= PROBLEM =
Copy out all lines from the entries below in which "Sync" occurs.

= ENTRIES PROVIDED =
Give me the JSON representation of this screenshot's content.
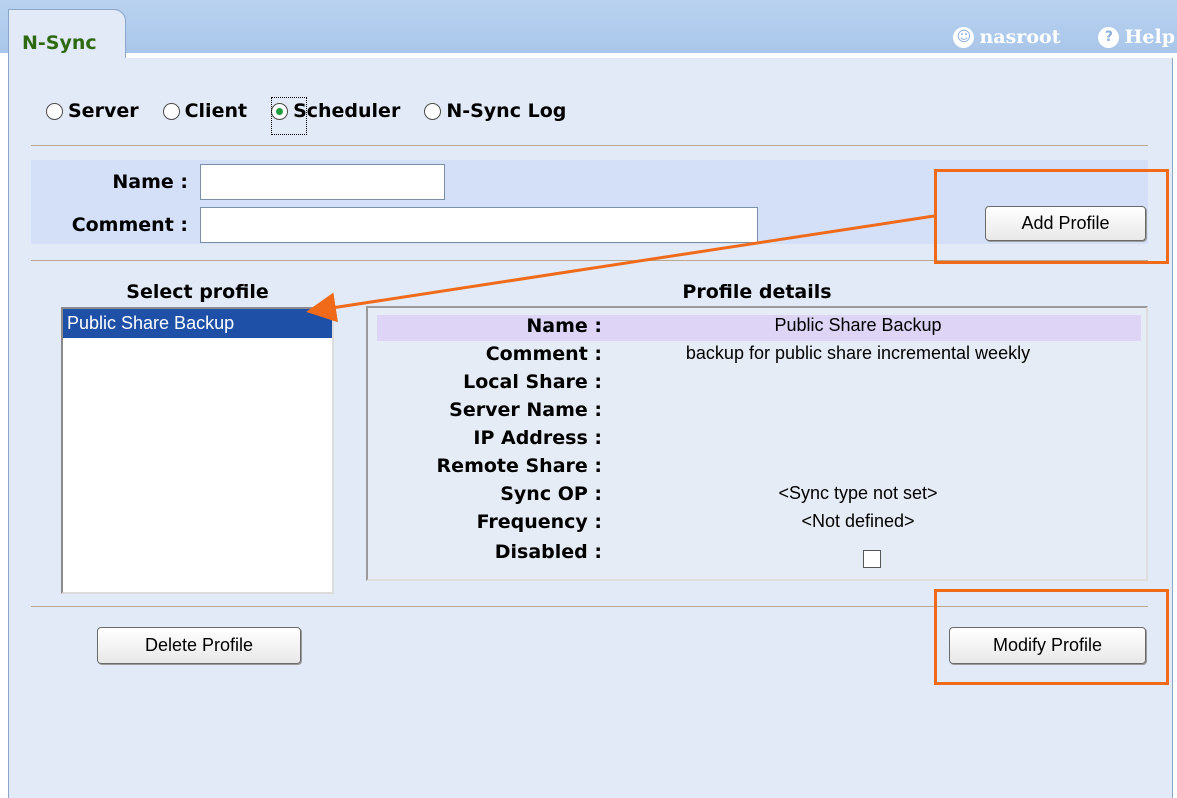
{
  "tab": {
    "label": "N-Sync"
  },
  "top_links": {
    "user": "nasroot",
    "help": "Help"
  },
  "modes": [
    {
      "label": "Server",
      "selected": false
    },
    {
      "label": "Client",
      "selected": false
    },
    {
      "label": "Scheduler",
      "selected": true
    },
    {
      "label": "N-Sync Log",
      "selected": false
    }
  ],
  "form": {
    "name_label": "Name :",
    "name_value": "",
    "comment_label": "Comment :",
    "comment_value": "",
    "add_button": "Add Profile"
  },
  "select_profile": {
    "title": "Select profile",
    "items": [
      "Public Share Backup"
    ],
    "selected_index": 0
  },
  "profile_details": {
    "title": "Profile details",
    "rows": [
      {
        "key": "Name :",
        "value": "Public Share Backup"
      },
      {
        "key": "Comment :",
        "value": "backup for public share incremental weekly"
      },
      {
        "key": "Local Share :",
        "value": ""
      },
      {
        "key": "Server Name :",
        "value": ""
      },
      {
        "key": "IP Address :",
        "value": ""
      },
      {
        "key": "Remote Share :",
        "value": ""
      },
      {
        "key": "Sync OP :",
        "value": "<Sync type not set>"
      },
      {
        "key": "Frequency :",
        "value": "<Not defined>"
      },
      {
        "key": "Disabled :",
        "value": ""
      }
    ],
    "disabled_checked": false
  },
  "buttons": {
    "delete": "Delete Profile",
    "modify": "Modify Profile"
  },
  "colors": {
    "annotation": "#f06a1a",
    "selected_item": "#1e50a8",
    "tab_text": "#2e6a12"
  }
}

= EXPECTED OUTPUT =
    "label": "N-Sync"
      "label": "N-Sync Log",
        "key": "Sync OP :",
        "value": "<Sync type not set>"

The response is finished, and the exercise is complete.